Now, in entering the path there are many roads. To summarize them, they reduce to two types. The first is entrance by principle and the second entrance by practice. Entering by principle means that one awakens to the thesis by means of the teachings, and one deeply believes that all living beings, common and sagely, are identical to the True Nature; that it is merely because of the unreal covering of adventitious dust that the True Nature is not revealed.
Bodhidharma continues, saying that “wall-gazing” or “those who meditate on walls (Red Pine)” come to this realization that we are, none of us, different or separate from each other.
I’ve read this passage over and over. It makes sense; it doesn’t make sense. I know it but I don’t sense into it. I know it as I sense into it. Over the past few weeks, I’ve sat with the question of my path. What is it? What is its form, its content, its texture, its sound, taste, touch, smell? I am well-enough versed in the zennish jargon to spin some yarn around this questioning. And I’m sufficiently high-functioning in my delusional process to believe it – and skillful enough to draw you into a folie à deux. And then it hit me: it’s all dust.
There’s nothing to resolve. I’m dust. You’re dust. We all fall down!

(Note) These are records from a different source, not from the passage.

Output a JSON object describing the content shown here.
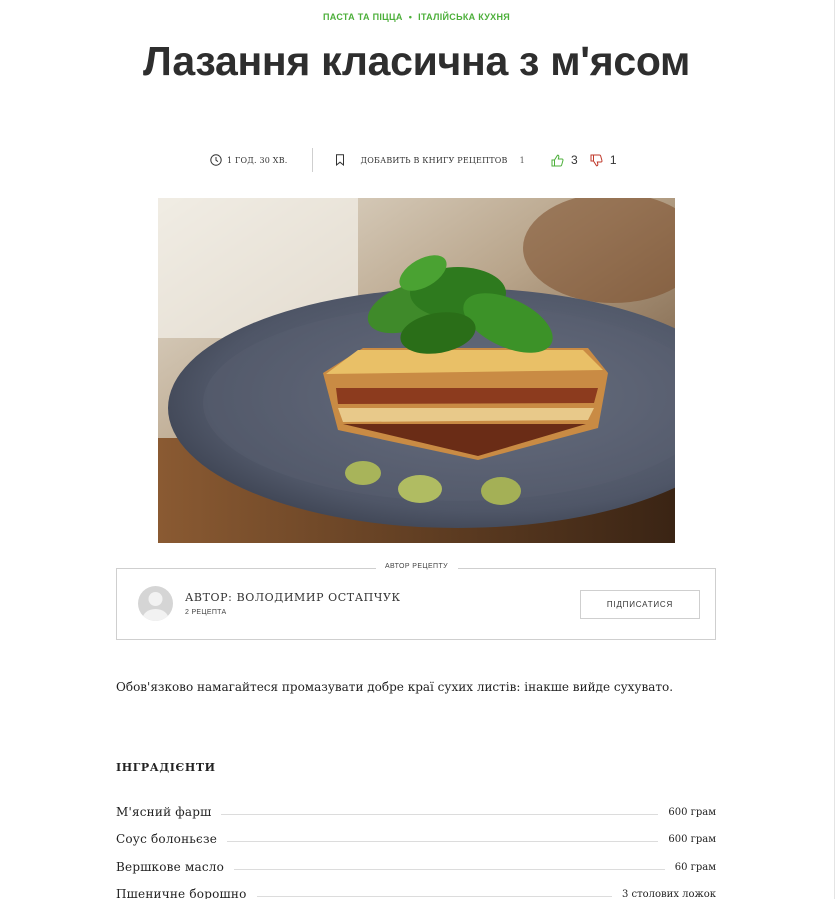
{
  "categories": [
    "ПАСТА ТА ПІЦЦА",
    "ІТАЛІЙСЬКА КУХНЯ"
  ],
  "category_separator": "•",
  "title": "Лазання класична з м'ясом",
  "meta": {
    "time": "1 ГОД. 30 ХВ.",
    "add_to_book": "ДОБАВИТЬ В КНИГУ РЕЦЕПТОВ",
    "bookmark_count": "1",
    "likes": "3",
    "dislikes": "1"
  },
  "photo": {
    "icon": "lasagna-photo"
  },
  "author": {
    "section_label": "АВТОР РЕЦЕПТУ",
    "name": "АВТОР: ВОЛОДИМИР ОСТАПЧУК",
    "recipes_count": "2 РЕЦЕПТА",
    "subscribe_label": "ПІДПИСАТИСЯ"
  },
  "description": "Обов'язково намагайтеся промазувати добре краї сухих листів: інакше вийде сухувато.",
  "ingredients": {
    "title": "ІНГРАДІЄНТИ",
    "items": [
      {
        "name": "М'ясний фарш",
        "qty": "600 грам"
      },
      {
        "name": "Соус болоньєзе",
        "qty": "600 грам"
      },
      {
        "name": "Вершкове масло",
        "qty": "60 грам"
      },
      {
        "name": "Пшеничне борошно",
        "qty": "3 столових ложок"
      }
    ]
  },
  "colors": {
    "accent": "#4caf3a",
    "dislike": "#c0392b",
    "text": "#2e2e2e"
  }
}
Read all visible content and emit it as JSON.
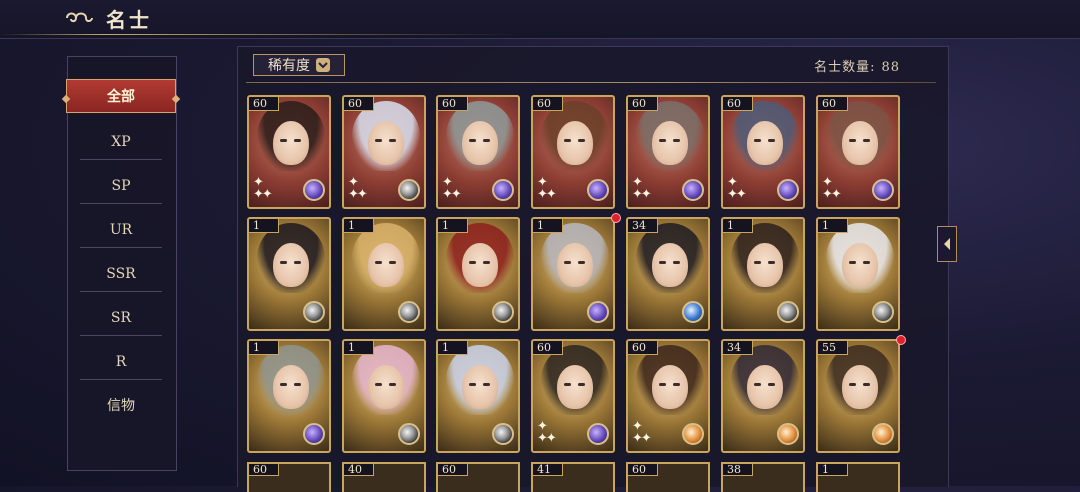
{
  "header": {
    "title": "名士",
    "title_icon": "cloud-swirl-icon"
  },
  "sidebar": {
    "items": [
      {
        "label": "全部",
        "active": true
      },
      {
        "label": "XP"
      },
      {
        "label": "SP"
      },
      {
        "label": "UR"
      },
      {
        "label": "SSR"
      },
      {
        "label": "SR"
      },
      {
        "label": "R"
      },
      {
        "label": "信物"
      }
    ]
  },
  "toolbar": {
    "filter_label": "稀有度",
    "count_label": "名士数量:",
    "count_value": "88"
  },
  "rows": [
    [
      {
        "level": "60",
        "bg": "red",
        "hair": "#2a1d1a",
        "badge": "purple",
        "sparkle": true
      },
      {
        "level": "60",
        "bg": "red",
        "hair": "#d7dff0",
        "badge": "gray",
        "sparkle": true
      },
      {
        "level": "60",
        "bg": "red",
        "hair": "#8e9a9a",
        "badge": "purple",
        "sparkle": true
      },
      {
        "level": "60",
        "bg": "red",
        "hair": "#6a3f29",
        "badge": "purple",
        "sparkle": true
      },
      {
        "level": "60",
        "bg": "red",
        "hair": "#7a6f6a",
        "badge": "purple",
        "sparkle": true
      },
      {
        "level": "60",
        "bg": "red",
        "hair": "#4c5a78",
        "badge": "purple",
        "sparkle": true
      },
      {
        "level": "60",
        "bg": "red",
        "hair": "#7a5345",
        "badge": "purple",
        "sparkle": true
      }
    ],
    [
      {
        "level": "1",
        "bg": "gold",
        "hair": "#1c1720",
        "badge": "gray"
      },
      {
        "level": "1",
        "bg": "gold",
        "hair": "#d8b16a",
        "badge": "gray"
      },
      {
        "level": "1",
        "bg": "gold",
        "hair": "#8c1e1c",
        "badge": "gray"
      },
      {
        "level": "1",
        "bg": "gold",
        "hair": "#b7b7bf",
        "badge": "purple",
        "dot": true
      },
      {
        "level": "34",
        "bg": "gold",
        "hair": "#1d1a22",
        "badge": "blue"
      },
      {
        "level": "1",
        "bg": "gold",
        "hair": "#2b1e1c",
        "badge": "gray"
      },
      {
        "level": "1",
        "bg": "gold",
        "hair": "#e8e8ee",
        "badge": "gray"
      }
    ],
    [
      {
        "level": "1",
        "bg": "gold",
        "hair": "#8e9490",
        "badge": "purple"
      },
      {
        "level": "1",
        "bg": "gold",
        "hair": "#e6b6d0",
        "badge": "gray"
      },
      {
        "level": "1",
        "bg": "gold",
        "hair": "#c9d3ec",
        "badge": "gray"
      },
      {
        "level": "60",
        "bg": "gold",
        "hair": "#2a2420",
        "badge": "purple",
        "sparkle": true
      },
      {
        "level": "60",
        "bg": "gold",
        "hair": "#3b251b",
        "badge": "orange",
        "sparkle": true
      },
      {
        "level": "34",
        "bg": "gold",
        "hair": "#2f2736",
        "badge": "orange"
      },
      {
        "level": "55",
        "bg": "gold",
        "hair": "#3a2a20",
        "badge": "orange",
        "dot": true
      }
    ]
  ],
  "bottom_row": [
    "60",
    "40",
    "60",
    "41",
    "60",
    "38",
    "1"
  ]
}
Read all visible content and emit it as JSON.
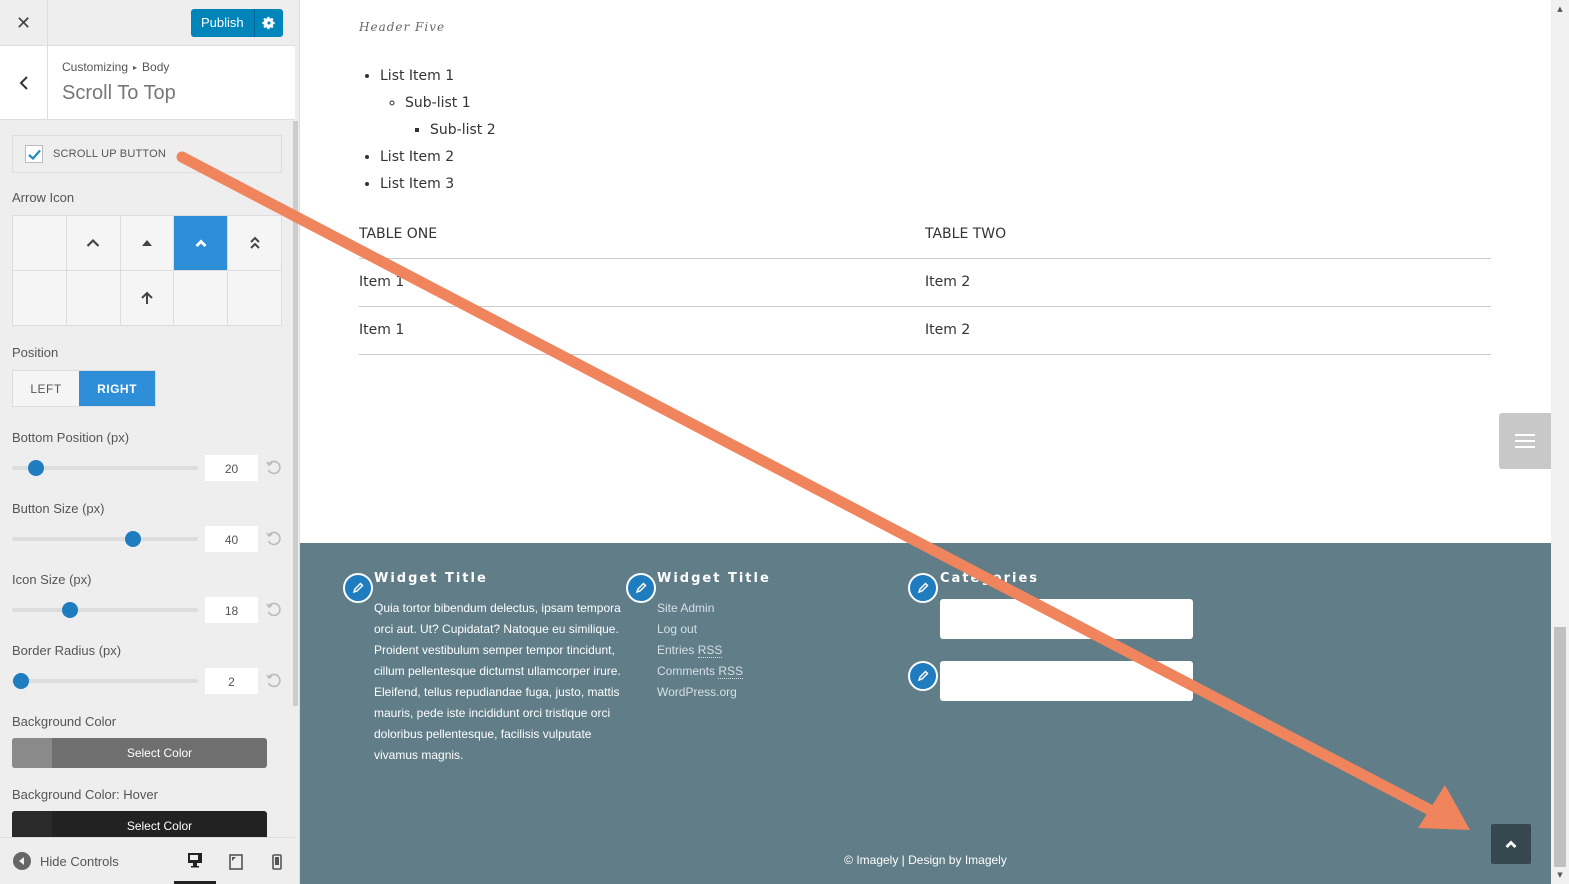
{
  "header": {
    "close_icon": "close-icon",
    "publish_label": "Publish",
    "settings_icon": "gear-icon"
  },
  "section": {
    "breadcrumb_root": "Customizing",
    "breadcrumb_separator": "▸",
    "breadcrumb_parent": "Body",
    "title": "Scroll To Top"
  },
  "controls": {
    "scroll_up_button": {
      "label": "SCROLL UP BUTTON",
      "checked": true
    },
    "arrow_icon": {
      "label": "Arrow Icon",
      "options": [
        "none",
        "chevron-up",
        "triangle-up",
        "chevron-up-bold",
        "double-chevron-up",
        "none",
        "none",
        "arrow-up",
        "none",
        "none"
      ],
      "selected_index": 3
    },
    "position": {
      "label": "Position",
      "options": [
        "LEFT",
        "RIGHT"
      ],
      "selected": "RIGHT"
    },
    "sliders": [
      {
        "label": "Bottom Position (px)",
        "value": "20",
        "fraction": 0.13
      },
      {
        "label": "Button Size (px)",
        "value": "40",
        "fraction": 0.65
      },
      {
        "label": "Icon Size (px)",
        "value": "18",
        "fraction": 0.31
      },
      {
        "label": "Border Radius (px)",
        "value": "2",
        "fraction": 0.05
      }
    ],
    "background_color": {
      "label": "Background Color",
      "button_label": "Select Color",
      "color": "#777777"
    },
    "background_color_hover": {
      "label": "Background Color: Hover",
      "button_label": "Select Color",
      "color": "#222222"
    }
  },
  "footer_bar": {
    "hide_controls_label": "Hide Controls",
    "devices": [
      "desktop",
      "tablet",
      "mobile"
    ],
    "active_device": "desktop"
  },
  "preview": {
    "header_five": "Header Five",
    "list": {
      "item1": "List Item 1",
      "sub1": "Sub-list 1",
      "sub2": "Sub-list 2",
      "item2": "List Item 2",
      "item3": "List Item 3"
    },
    "table": {
      "headers": [
        "TABLE ONE",
        "TABLE TWO"
      ],
      "rows": [
        [
          "Item 1",
          "Item 2"
        ],
        [
          "Item 1",
          "Item 2"
        ]
      ]
    },
    "widgets": [
      {
        "title": "Widget Title",
        "text": "Quia tortor bibendum delectus, ipsam tempora orci aut. Ut? Cupidatat? Natoque eu similique. Proident vestibulum semper tempor tincidunt, cillum pellentesque dictumst ullamcorper irure. Eleifend, tellus repudiandae fuga, justo, mattis mauris, pede iste incididunt orci tristique orci doloribus pellentesque, facilisis vulputate vivamus magnis."
      },
      {
        "title": "Widget Title",
        "links": [
          "Site Admin",
          "Log out",
          "Entries",
          "Comments",
          "WordPress.org"
        ],
        "rss": "RSS"
      },
      {
        "title": "Categories"
      }
    ],
    "copyright": "© Imagely | Design by Imagely"
  },
  "colors": {
    "accent": "#2e8fd8",
    "publish": "#0085ba",
    "footer_bg": "#607d88",
    "scroll_top_bg": "#37474f",
    "annotation_arrow": "#f0845c"
  }
}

Earlier last week, I was consulting with a friend whose profession comes in very handy when I need to have tight-lipped conversations about threat assessment and ways to create safety. (Apparently hiring a hunk of a body-guard is not part of the plan!) I mentioned that all this talk about threat and protective strategies ran counter to my principles. As difficult as it may be, I work hard at not launching my strategies from a base of fear. That path of gut-wrenching anxiety, fear, is well-known and not one I care to travel because it’s viral and an accelerant to an already volatile and unpredictable process.
Besides, I understand what’s happening in this dynamic. We respond from our suffering and project its cause on the nearest, closest, most intimate target, I explained. Caught in our delusion, we believe the suffering to be the threat and conflate it with the person we believe is causing that suffering. It’s handy. It’s the adventitious dust that grinds into the eyeballs and has us shaking a fist to the Fates and all beings. If there is any difference between me and the other, it is only in the shape of the dust piles.
And a resolution only needs one of us to know this.